-- Exercise goal --
All of the entries must be duplicated exactly.

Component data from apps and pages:

***

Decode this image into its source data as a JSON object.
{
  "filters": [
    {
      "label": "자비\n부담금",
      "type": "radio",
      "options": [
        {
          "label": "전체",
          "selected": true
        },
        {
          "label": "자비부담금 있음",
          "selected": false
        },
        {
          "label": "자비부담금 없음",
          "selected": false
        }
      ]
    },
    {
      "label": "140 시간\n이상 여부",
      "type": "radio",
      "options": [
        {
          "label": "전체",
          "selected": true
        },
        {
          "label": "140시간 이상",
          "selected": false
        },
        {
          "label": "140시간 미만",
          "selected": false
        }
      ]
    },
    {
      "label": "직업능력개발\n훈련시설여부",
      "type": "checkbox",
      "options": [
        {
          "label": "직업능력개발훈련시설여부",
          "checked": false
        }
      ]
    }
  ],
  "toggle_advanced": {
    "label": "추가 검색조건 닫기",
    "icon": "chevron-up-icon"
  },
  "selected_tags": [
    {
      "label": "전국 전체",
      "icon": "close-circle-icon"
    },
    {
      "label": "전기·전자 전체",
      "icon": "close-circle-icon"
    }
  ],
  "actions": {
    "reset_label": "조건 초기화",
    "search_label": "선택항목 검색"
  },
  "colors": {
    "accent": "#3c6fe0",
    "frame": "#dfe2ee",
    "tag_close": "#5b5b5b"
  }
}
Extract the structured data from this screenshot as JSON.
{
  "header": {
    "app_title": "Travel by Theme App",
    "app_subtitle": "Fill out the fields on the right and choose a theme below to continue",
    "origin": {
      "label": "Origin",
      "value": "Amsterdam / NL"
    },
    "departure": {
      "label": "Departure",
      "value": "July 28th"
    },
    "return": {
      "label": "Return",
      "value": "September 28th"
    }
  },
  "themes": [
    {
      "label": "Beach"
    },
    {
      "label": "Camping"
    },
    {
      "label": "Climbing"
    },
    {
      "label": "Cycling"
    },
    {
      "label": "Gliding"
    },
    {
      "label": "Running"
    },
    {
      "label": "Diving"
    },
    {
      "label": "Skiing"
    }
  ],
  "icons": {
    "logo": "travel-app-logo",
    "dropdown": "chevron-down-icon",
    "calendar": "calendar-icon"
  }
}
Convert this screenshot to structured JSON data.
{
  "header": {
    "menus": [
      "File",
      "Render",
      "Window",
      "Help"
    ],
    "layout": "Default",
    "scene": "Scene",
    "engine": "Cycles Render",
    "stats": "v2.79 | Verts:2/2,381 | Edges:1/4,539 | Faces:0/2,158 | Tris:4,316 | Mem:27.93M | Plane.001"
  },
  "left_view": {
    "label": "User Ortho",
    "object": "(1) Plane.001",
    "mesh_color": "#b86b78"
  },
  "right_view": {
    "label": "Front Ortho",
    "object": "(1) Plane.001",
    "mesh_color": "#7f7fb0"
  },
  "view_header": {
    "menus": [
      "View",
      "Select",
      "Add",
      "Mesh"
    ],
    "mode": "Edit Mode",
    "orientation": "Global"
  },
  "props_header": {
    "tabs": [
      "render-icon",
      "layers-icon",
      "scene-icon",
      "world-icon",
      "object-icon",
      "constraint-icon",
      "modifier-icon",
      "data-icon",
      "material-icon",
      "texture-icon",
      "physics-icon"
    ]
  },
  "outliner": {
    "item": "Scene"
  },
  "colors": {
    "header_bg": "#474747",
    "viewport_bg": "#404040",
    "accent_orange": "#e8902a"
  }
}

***

-- Written solution --
Decode this image into its source data as a JSON object.
{
  "filters": [
    {
      "label": "자비\n부담금",
      "type": "radio",
      "options": [
        {
          "label": "전체",
          "selected": true
        },
        {
          "label": "자비부담금 있음",
          "selected": false
        },
        {
          "label": "자비부담금 없음",
          "selected": false
        }
      ]
    },
    {
      "label": "140 시간\n이상 여부",
      "type": "radio",
      "options": [
        {
          "label": "전체",
          "selected": true
        },
        {
          "label": "140시간 이상",
          "selected": false
        },
        {
          "label": "140시간 미만",
          "selected": false
        }
      ]
    },
    {
      "label": "직업능력개발\n훈련시설여부",
      "type": "checkbox",
      "options": [
        {
          "label": "직업능력개발훈련시설여부",
          "checked": false
        }
      ]
    }
  ],
  "toggle_advanced": {
    "label": "추가 검색조건 닫기",
    "icon": "chevron-up-icon"
  },
  "selected_tags": [
    {
      "label": "전국 전체",
      "icon": "close-circle-icon"
    },
    {
      "label": "전기·전자 전체",
      "icon": "close-circle-icon"
    }
  ],
  "actions": {
    "reset_label": "조건 초기화",
    "search_label": "선택항목 검색"
  },
  "colors": {
    "accent": "#3c6fe0",
    "frame": "#dfe2ee",
    "tag_close": "#5b5b5b"
  }
}
Extract the structured data from this screenshot as JSON.
{
  "header": {
    "app_title": "Travel by Theme App",
    "app_subtitle": "Fill out the fields on the right and choose a theme below to continue",
    "origin": {
      "label": "Origin",
      "value": "Amsterdam / NL"
    },
    "departure": {
      "label": "Departure",
      "value": "July 28th"
    },
    "return": {
      "label": "Return",
      "value": "September 28th"
    }
  },
  "themes": [
    {
      "label": "Beach"
    },
    {
      "label": "Camping"
    },
    {
      "label": "Climbing"
    },
    {
      "label": "Cycling"
    },
    {
      "label": "Gliding"
    },
    {
      "label": "Running"
    },
    {
      "label": "Diving"
    },
    {
      "label": "Skiing"
    }
  ],
  "icons": {
    "logo": "travel-app-logo",
    "dropdown": "chevron-down-icon",
    "calendar": "calendar-icon"
  }
}
Convert this screenshot to structured JSON data.
{
  "header": {
    "menus": [
      "File",
      "Render",
      "Window",
      "Help"
    ],
    "layout": "Default",
    "scene": "Scene",
    "engine": "Cycles Render",
    "stats": "v2.79 | Verts:2/2,381 | Edges:1/4,539 | Faces:0/2,158 | Tris:4,316 | Mem:27.93M | Plane.001"
  },
  "left_view": {
    "label": "User Ortho",
    "object": "(1) Plane.001",
    "mesh_color": "#b86b78"
  },
  "right_view": {
    "label": "Front Ortho",
    "object": "(1) Plane.001",
    "mesh_color": "#7f7fb0"
  },
  "view_header": {
    "menus": [
      "View",
      "Select",
      "Add",
      "Mesh"
    ],
    "mode": "Edit Mode",
    "orientation": "Global"
  },
  "props_header": {
    "tabs": [
      "render-icon",
      "layers-icon",
      "scene-icon",
      "world-icon",
      "object-icon",
      "constraint-icon",
      "modifier-icon",
      "data-icon",
      "material-icon",
      "texture-icon",
      "physics-icon"
    ]
  },
  "outliner": {
    "item": "Scene"
  },
  "colors": {
    "header_bg": "#474747",
    "viewport_bg": "#404040",
    "accent_orange": "#e8902a"
  }
}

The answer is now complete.